Is it possible that the remains of cult leader and convicted murderer Charles Manson might soon be buried in Bakersfield?

The 83-year-old prison inmate who, in the summer of 1969, directed his followers to commit nine savage murders, died in a Bakersfield hospital Nov. 19.

According to a spokeswoman for the California Department of Corrections and Rehabilitation, Manson's body on Friday remained in the custody of the Kern County Coroner's Office, 12 days after his death.

The notion that the notorious figure could somehow end up interred in Kern County soil seems outrageous on one hand and completely unsurprising on the other.

After all, it's been documented that officials in Southern California have given hard cases a bus ticket to Kern in the past. We are not strangers to the idea that we are sometimes used as a dumping ground. Air pollution drifts southward from Northern California and collects in Bakersfield, the perfect end point for noxious gases in the valley. And Los Angeles has used Kern County as a place to dump its surplus sewage sludge for decades.

Why should we be surprised that Bakersfield could become the cult leader's final resting place?
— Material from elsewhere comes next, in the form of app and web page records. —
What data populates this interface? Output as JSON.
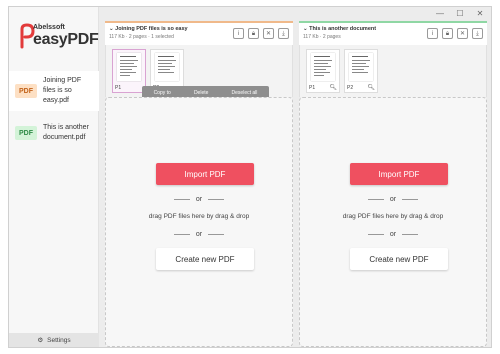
{
  "app": {
    "logo_small": "Abelssoft",
    "logo_main": "easyPDF",
    "window_controls": [
      "—",
      "☐",
      "✕"
    ]
  },
  "sidebar": {
    "items": [
      {
        "badge": "PDF",
        "name": "Joining PDF files is so easy.pdf",
        "badge_color": "#fde0c4"
      },
      {
        "badge": "PDF",
        "name": "This is another document.pdf",
        "badge_color": "#d3f3d8"
      }
    ],
    "settings_label": "Settings"
  },
  "panels": [
    {
      "title": "Joining PDF files is so easy",
      "subtitle": "117 Kb · 2 pages · 1 selected",
      "accent": "#f0b98a",
      "pages": [
        "P1",
        "P2"
      ],
      "actions": [
        "Copy to",
        "Delete",
        "Deselect all"
      ],
      "import_label": "Import PDF",
      "or_label": "or",
      "drag_label": "drag PDF files here by drag & drop",
      "create_label": "Create new PDF"
    },
    {
      "title": "This is another document",
      "subtitle": "117 Kb · 2 pages",
      "accent": "#8fd7a4",
      "pages": [
        "P1",
        "P2"
      ],
      "import_label": "Import PDF",
      "or_label": "or",
      "drag_label": "drag PDF files here by drag & drop",
      "create_label": "Create new PDF"
    }
  ],
  "colors": {
    "import_button": "#ef5060",
    "logo_red": "#e23b3b"
  }
}
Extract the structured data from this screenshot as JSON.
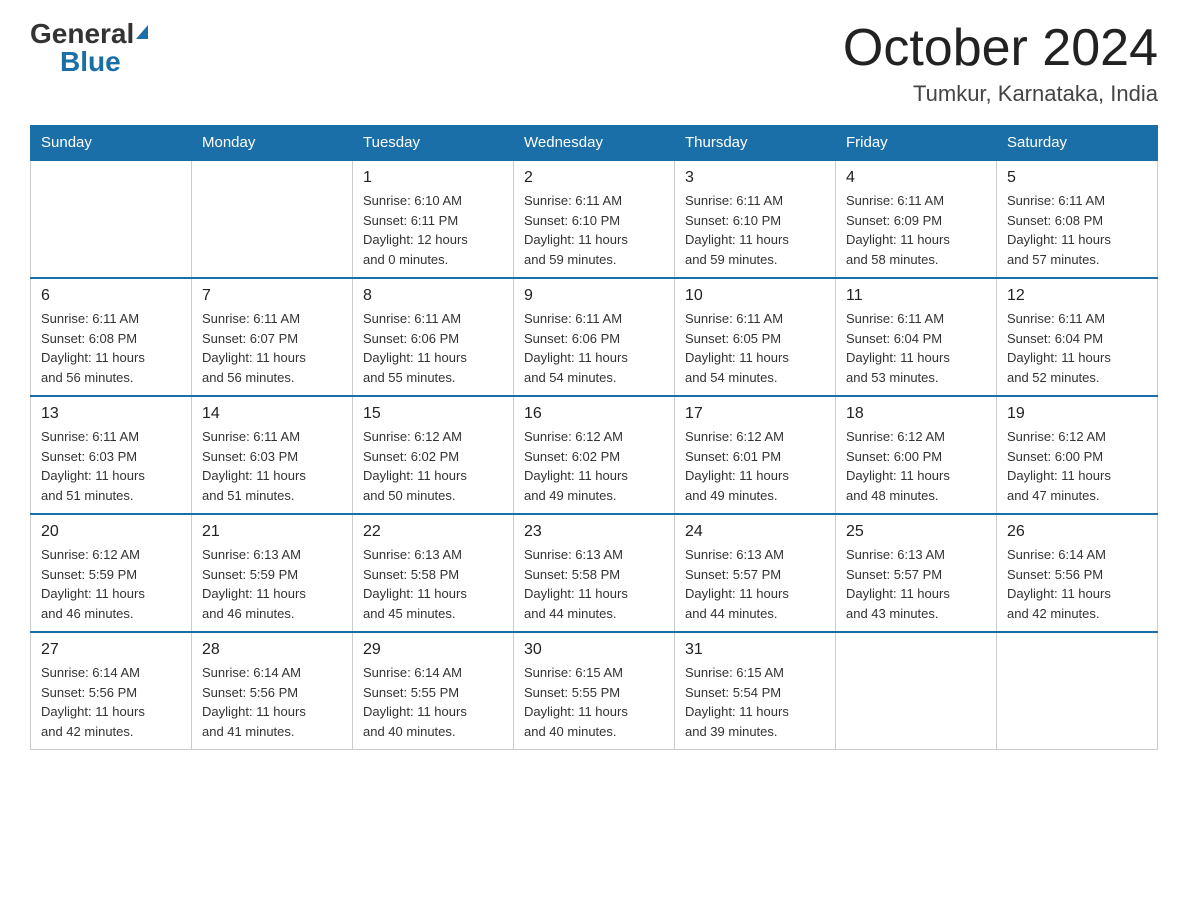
{
  "logo": {
    "general": "General",
    "blue": "Blue"
  },
  "title": "October 2024",
  "location": "Tumkur, Karnataka, India",
  "days_header": [
    "Sunday",
    "Monday",
    "Tuesday",
    "Wednesday",
    "Thursday",
    "Friday",
    "Saturday"
  ],
  "weeks": [
    [
      {
        "day": "",
        "info": ""
      },
      {
        "day": "",
        "info": ""
      },
      {
        "day": "1",
        "info": "Sunrise: 6:10 AM\nSunset: 6:11 PM\nDaylight: 12 hours\nand 0 minutes."
      },
      {
        "day": "2",
        "info": "Sunrise: 6:11 AM\nSunset: 6:10 PM\nDaylight: 11 hours\nand 59 minutes."
      },
      {
        "day": "3",
        "info": "Sunrise: 6:11 AM\nSunset: 6:10 PM\nDaylight: 11 hours\nand 59 minutes."
      },
      {
        "day": "4",
        "info": "Sunrise: 6:11 AM\nSunset: 6:09 PM\nDaylight: 11 hours\nand 58 minutes."
      },
      {
        "day": "5",
        "info": "Sunrise: 6:11 AM\nSunset: 6:08 PM\nDaylight: 11 hours\nand 57 minutes."
      }
    ],
    [
      {
        "day": "6",
        "info": "Sunrise: 6:11 AM\nSunset: 6:08 PM\nDaylight: 11 hours\nand 56 minutes."
      },
      {
        "day": "7",
        "info": "Sunrise: 6:11 AM\nSunset: 6:07 PM\nDaylight: 11 hours\nand 56 minutes."
      },
      {
        "day": "8",
        "info": "Sunrise: 6:11 AM\nSunset: 6:06 PM\nDaylight: 11 hours\nand 55 minutes."
      },
      {
        "day": "9",
        "info": "Sunrise: 6:11 AM\nSunset: 6:06 PM\nDaylight: 11 hours\nand 54 minutes."
      },
      {
        "day": "10",
        "info": "Sunrise: 6:11 AM\nSunset: 6:05 PM\nDaylight: 11 hours\nand 54 minutes."
      },
      {
        "day": "11",
        "info": "Sunrise: 6:11 AM\nSunset: 6:04 PM\nDaylight: 11 hours\nand 53 minutes."
      },
      {
        "day": "12",
        "info": "Sunrise: 6:11 AM\nSunset: 6:04 PM\nDaylight: 11 hours\nand 52 minutes."
      }
    ],
    [
      {
        "day": "13",
        "info": "Sunrise: 6:11 AM\nSunset: 6:03 PM\nDaylight: 11 hours\nand 51 minutes."
      },
      {
        "day": "14",
        "info": "Sunrise: 6:11 AM\nSunset: 6:03 PM\nDaylight: 11 hours\nand 51 minutes."
      },
      {
        "day": "15",
        "info": "Sunrise: 6:12 AM\nSunset: 6:02 PM\nDaylight: 11 hours\nand 50 minutes."
      },
      {
        "day": "16",
        "info": "Sunrise: 6:12 AM\nSunset: 6:02 PM\nDaylight: 11 hours\nand 49 minutes."
      },
      {
        "day": "17",
        "info": "Sunrise: 6:12 AM\nSunset: 6:01 PM\nDaylight: 11 hours\nand 49 minutes."
      },
      {
        "day": "18",
        "info": "Sunrise: 6:12 AM\nSunset: 6:00 PM\nDaylight: 11 hours\nand 48 minutes."
      },
      {
        "day": "19",
        "info": "Sunrise: 6:12 AM\nSunset: 6:00 PM\nDaylight: 11 hours\nand 47 minutes."
      }
    ],
    [
      {
        "day": "20",
        "info": "Sunrise: 6:12 AM\nSunset: 5:59 PM\nDaylight: 11 hours\nand 46 minutes."
      },
      {
        "day": "21",
        "info": "Sunrise: 6:13 AM\nSunset: 5:59 PM\nDaylight: 11 hours\nand 46 minutes."
      },
      {
        "day": "22",
        "info": "Sunrise: 6:13 AM\nSunset: 5:58 PM\nDaylight: 11 hours\nand 45 minutes."
      },
      {
        "day": "23",
        "info": "Sunrise: 6:13 AM\nSunset: 5:58 PM\nDaylight: 11 hours\nand 44 minutes."
      },
      {
        "day": "24",
        "info": "Sunrise: 6:13 AM\nSunset: 5:57 PM\nDaylight: 11 hours\nand 44 minutes."
      },
      {
        "day": "25",
        "info": "Sunrise: 6:13 AM\nSunset: 5:57 PM\nDaylight: 11 hours\nand 43 minutes."
      },
      {
        "day": "26",
        "info": "Sunrise: 6:14 AM\nSunset: 5:56 PM\nDaylight: 11 hours\nand 42 minutes."
      }
    ],
    [
      {
        "day": "27",
        "info": "Sunrise: 6:14 AM\nSunset: 5:56 PM\nDaylight: 11 hours\nand 42 minutes."
      },
      {
        "day": "28",
        "info": "Sunrise: 6:14 AM\nSunset: 5:56 PM\nDaylight: 11 hours\nand 41 minutes."
      },
      {
        "day": "29",
        "info": "Sunrise: 6:14 AM\nSunset: 5:55 PM\nDaylight: 11 hours\nand 40 minutes."
      },
      {
        "day": "30",
        "info": "Sunrise: 6:15 AM\nSunset: 5:55 PM\nDaylight: 11 hours\nand 40 minutes."
      },
      {
        "day": "31",
        "info": "Sunrise: 6:15 AM\nSunset: 5:54 PM\nDaylight: 11 hours\nand 39 minutes."
      },
      {
        "day": "",
        "info": ""
      },
      {
        "day": "",
        "info": ""
      }
    ]
  ]
}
Maybe we can sell tickets.

According to state law, whenever a California prison inmate dies, and no claim is made by the inmate's next of kin, the department of corrections "shall dispose of the body by cremation or burial no sooner than 10 calendar days after the inmate's death."

Rumor has it that Manson will be buried at Bakersfield’s historic Union Cemetery. There's no proof that this will come to pass.

And yet ... how surprised would we be?

An employee of Union Cemetery who did not identify herself said Friday the disposition of Manson's remains had not yet been determined.

Asked if Union had been in recent contact with corrections officials, she said the cemetery would have no comment.

Meanwhile, the New York Daily News reported this week that Manson's grandson isn't giving up his plan to claim and bury the mass murderer, even after GoFundMe pulled the plug on his fundraising website.

"If we can't raise money with GoFundMe, we'll find another way. It will definitely be a group effort. It's not just one person, it's a lot of people holding hands," Jason Freeman told the Daily News.

And another man, a prison pen pal who corresponded with Manson for years and even met him, has been named in Manson's will, according to TMZ. Dated Feb. 14, 2002, the will reportedly leaves all of Manson's personal belongings, including cash, image rights and clothing to the pen pal.

The will says Manson's body should be turned over to his pen pal. The man says he will claim the body, but TMZ reported that if he doesn't do it within 10 days of Manson's death, the prison will cremate him.

It had been 12 days as of Friday.

In a statement sent to local media, Kern Minority Contractors Association member and occasional candidate for local office Marvin Dean said Manson was a known race-hater and wanted to start a race war in America.

"We don’t need a restless ghost, with a swastika embedded in his forehead, walking around the graveyard in our neighborhood," he said. "The 'Helter Skelter' serial killer needs to be returned to his native state of Ohio, or back to his prison home of the past 53 years. What irony it would be for a neo-Nazi to be buried in a predominately minority neighborhood! It’s disrespectful!"

One can imagine if Manson were indeed buried at Union, the sorts who find themselves fascinated by such grisly figures gathering graveside through the years in strange worshipful circles.

Bakersfield: the final home of Charlie Manson.

Kind of has a ring to it.

Steven Mayer can be reached at 661-395-7353. Follow him on Facebook and on Twitter: @semayerTBC.